Auschwitz survivors at time of liberation, January 1945 Child survivors of Auschwitz, 1945

Left: Survivors at the camp liberated by the Red Army in January 1945. Army medics and order­lies gave the first orga­nized help to sur­vivors. Two Soviet field hospi­tals soon arrived and began caring for more than 4,500 ex-prisoners from more than 20 coun­tries, most of them Jews. Numer­ous Polish volun­teers from Oświęcim and the vicinity, as well as other parts of the coun­try, also arrived to help. Most of the volun­teers belonged to the Polish Red Cross. Liber­ated pri­soners who were in rela­tively good phy­sical condi­tion left Auschwitz imme­di­ately. Most of the patients in the hospital did the same within three to four months.

Right: Wearing adult-size prisoner jackets, child survivors of Auschwitz stand behind a barbed wire fence on the day of their libe­ration by the Red Army. The majority of the libe­rated child pri­soners left Auschwitz in separate groups in February and March 1945, with most of them going to chari­table institutions or children’s homes. Only a fortunate few were reunited with their parents.

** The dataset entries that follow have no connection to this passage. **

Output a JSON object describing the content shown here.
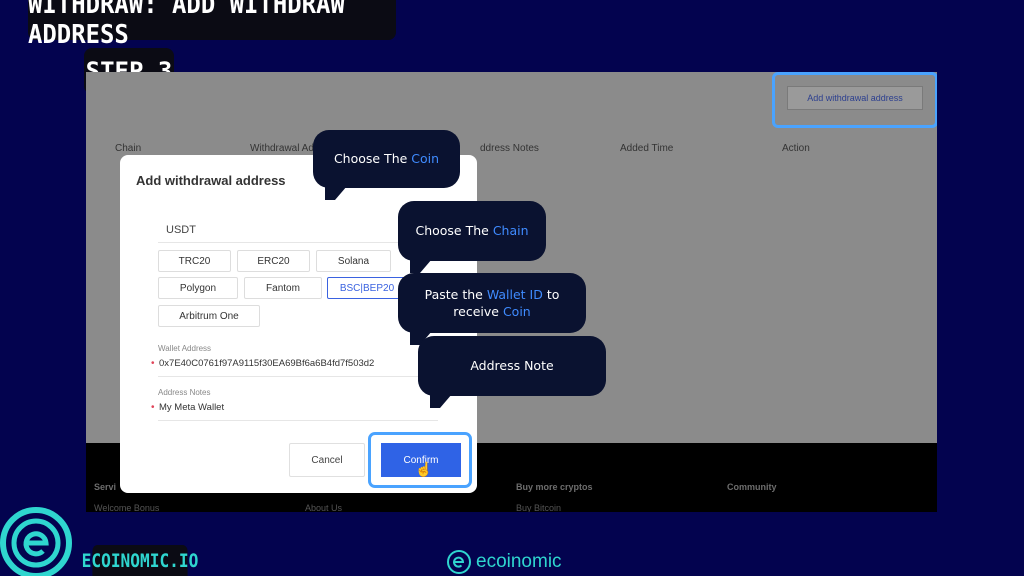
{
  "title": "WITHDRAW: ADD WITHDRAW ADDRESS",
  "step": "STEP 3",
  "page": {
    "add_button": "Add withdrawal address",
    "columns": [
      "Chain",
      "Withdrawal Ad",
      "ddress Notes",
      "Added Time",
      "Action"
    ],
    "footer": {
      "headers": [
        "Servi",
        "Buy more cryptos",
        "Community"
      ],
      "links": [
        "Welcome Bonus",
        "About Us",
        "Buy Bitcoin"
      ]
    }
  },
  "modal": {
    "title": "Add withdrawal address",
    "coin": "USDT",
    "chains": [
      {
        "label": "TRC20"
      },
      {
        "label": "ERC20"
      },
      {
        "label": "Solana"
      },
      {
        "label": "Polygon"
      },
      {
        "label": "Fantom"
      },
      {
        "label": "BSC|BEP20",
        "selected": true
      },
      {
        "label": "Arbitrum One"
      }
    ],
    "wallet_label": "Wallet Address",
    "wallet_value": "0x7E40C0761f97A9115f30EA69Bf6a6B4fd7f503d2",
    "notes_label": "Address Notes",
    "notes_value": "My Meta Wallet",
    "cancel": "Cancel",
    "confirm": "Confirm"
  },
  "callouts": {
    "coin": {
      "a": "Choose The ",
      "b": "Coin"
    },
    "chain": {
      "a": "Choose The ",
      "b": "Chain"
    },
    "wallet": {
      "a": "Paste the ",
      "b": "Wallet ID",
      "c": " to",
      "d": "receive ",
      "e": "Coin"
    },
    "note": "Address Note"
  },
  "brand": "ECOINOMIC.IO",
  "watermark": "ecoinomic",
  "colors": {
    "background": "#03034f",
    "accent": "#2f63e6",
    "highlight": "#4aa3ff",
    "brand": "#2fd6cf"
  }
}
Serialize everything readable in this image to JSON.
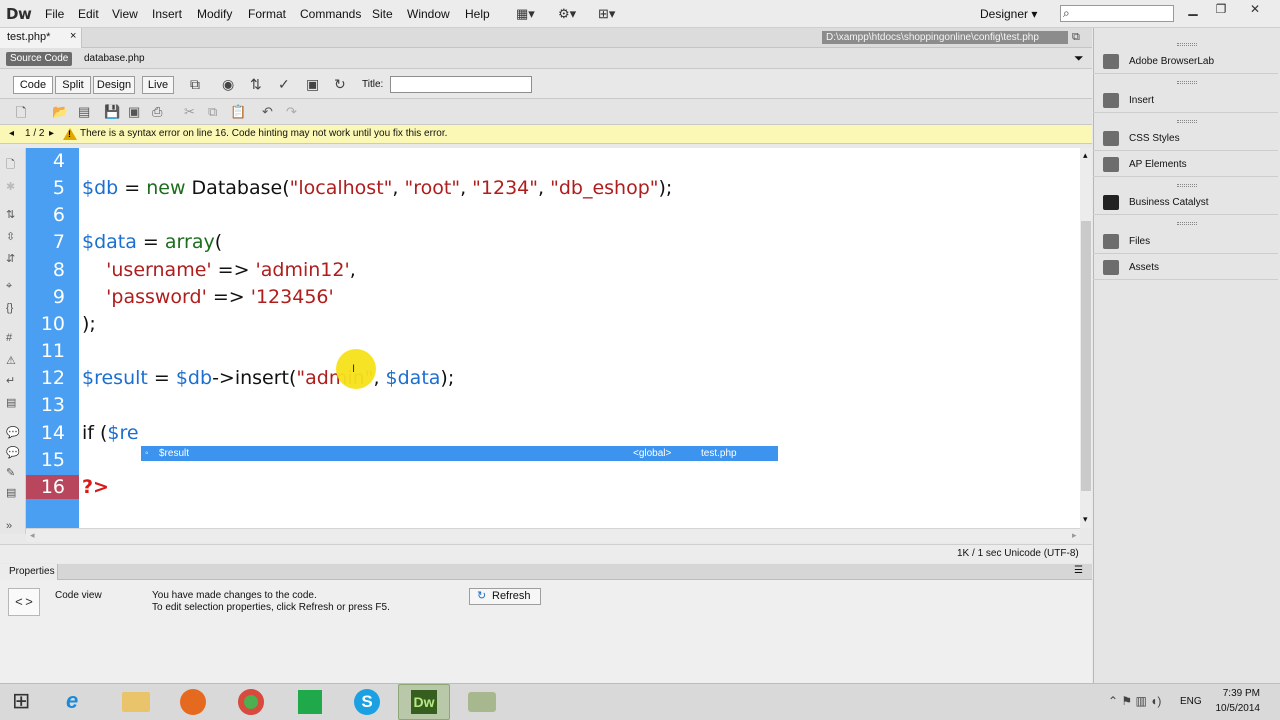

Well-Done Narrated Tour of Auschwitz-Birkenau by a Visitor, June 9, 2016